Updated: Sep 11
Here is an excerpt from a recent interview with Erik Sherman of Fortune.com
Dotcom bear market
For those who don’t remember dotcom madness, it can be hard to explain. Tech companies, and their investors, swore that business was different than ever before. No need to think of profits. Just get eyeballs—and figure out what to do with them later. The money tossed around was outrageous. Stephen Akin, a registered investment adviser who worked for some major brokers back then, and his wife were sailing enthusiasts. On a vacation in St. Thomas, they saw a sweet sailing yacht at the dock. On the back was painted the name, Dot Calm.
“When I saw that boat in St. Thomas, that was the first red flag for me,” Akin says.

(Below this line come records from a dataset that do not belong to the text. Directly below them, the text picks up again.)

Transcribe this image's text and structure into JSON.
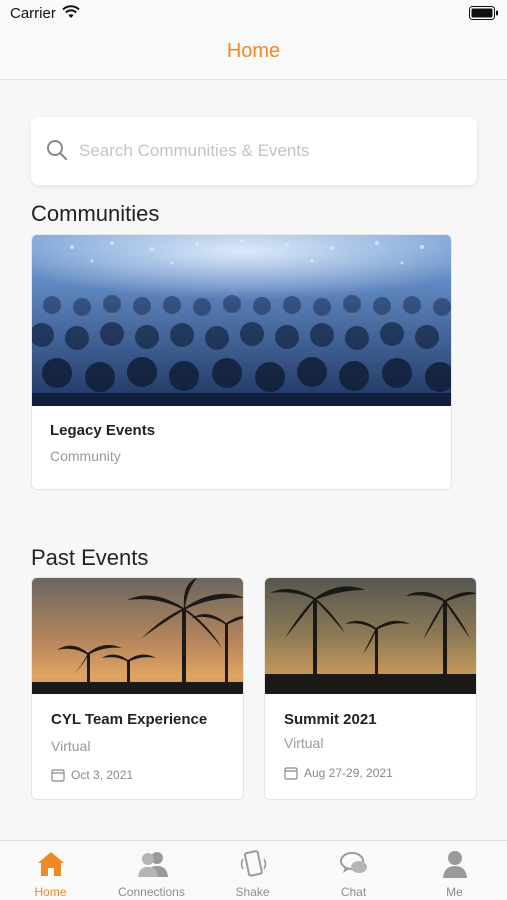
{
  "status": {
    "carrier": "Carrier"
  },
  "nav": {
    "title": "Home"
  },
  "search": {
    "placeholder": "Search Communities & Events",
    "value": ""
  },
  "communities": {
    "title": "Communities",
    "items": [
      {
        "name": "Legacy Events",
        "type": "Community"
      }
    ]
  },
  "past_events": {
    "title": "Past Events",
    "items": [
      {
        "name": "CYL Team Experience",
        "type": "Virtual",
        "date": "Oct 3, 2021"
      },
      {
        "name": "Summit 2021",
        "type": "Virtual",
        "date": "Aug 27-29, 2021"
      }
    ]
  },
  "tabs": [
    {
      "label": "Home",
      "icon": "home-icon",
      "active": true
    },
    {
      "label": "Connections",
      "icon": "connections-icon",
      "active": false
    },
    {
      "label": "Shake",
      "icon": "shake-icon",
      "active": false
    },
    {
      "label": "Chat",
      "icon": "chat-icon",
      "active": false
    },
    {
      "label": "Me",
      "icon": "me-icon",
      "active": false
    }
  ],
  "colors": {
    "accent": "#ee8a26",
    "inactive": "#8e8e8e"
  }
}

The owners had cashed out while they could. Most were not so lucky. “It was amazing how long it went,” Akin says. “When you’re in a rising market like we had in the ’90s, everyone kept thinking it would go and go and go.” Until it didn’t.
Akin remembers not just the power, but the danger, of leverage and overextension. “[Former Federal Reserve chair Alan] Greenspan’s philosophy thought self-preservation would keep the banks and hedge funds in line, because no one wanted to die.” That rational self-interest would be the corrective safety brake. “But [too many investors] thought someone would protect them,” explains Akin. “That’s why so many of them got so leveraged out.” It’s wiser to realize that, in investing, you can’t count on a rescue and should assume you’re working without a net.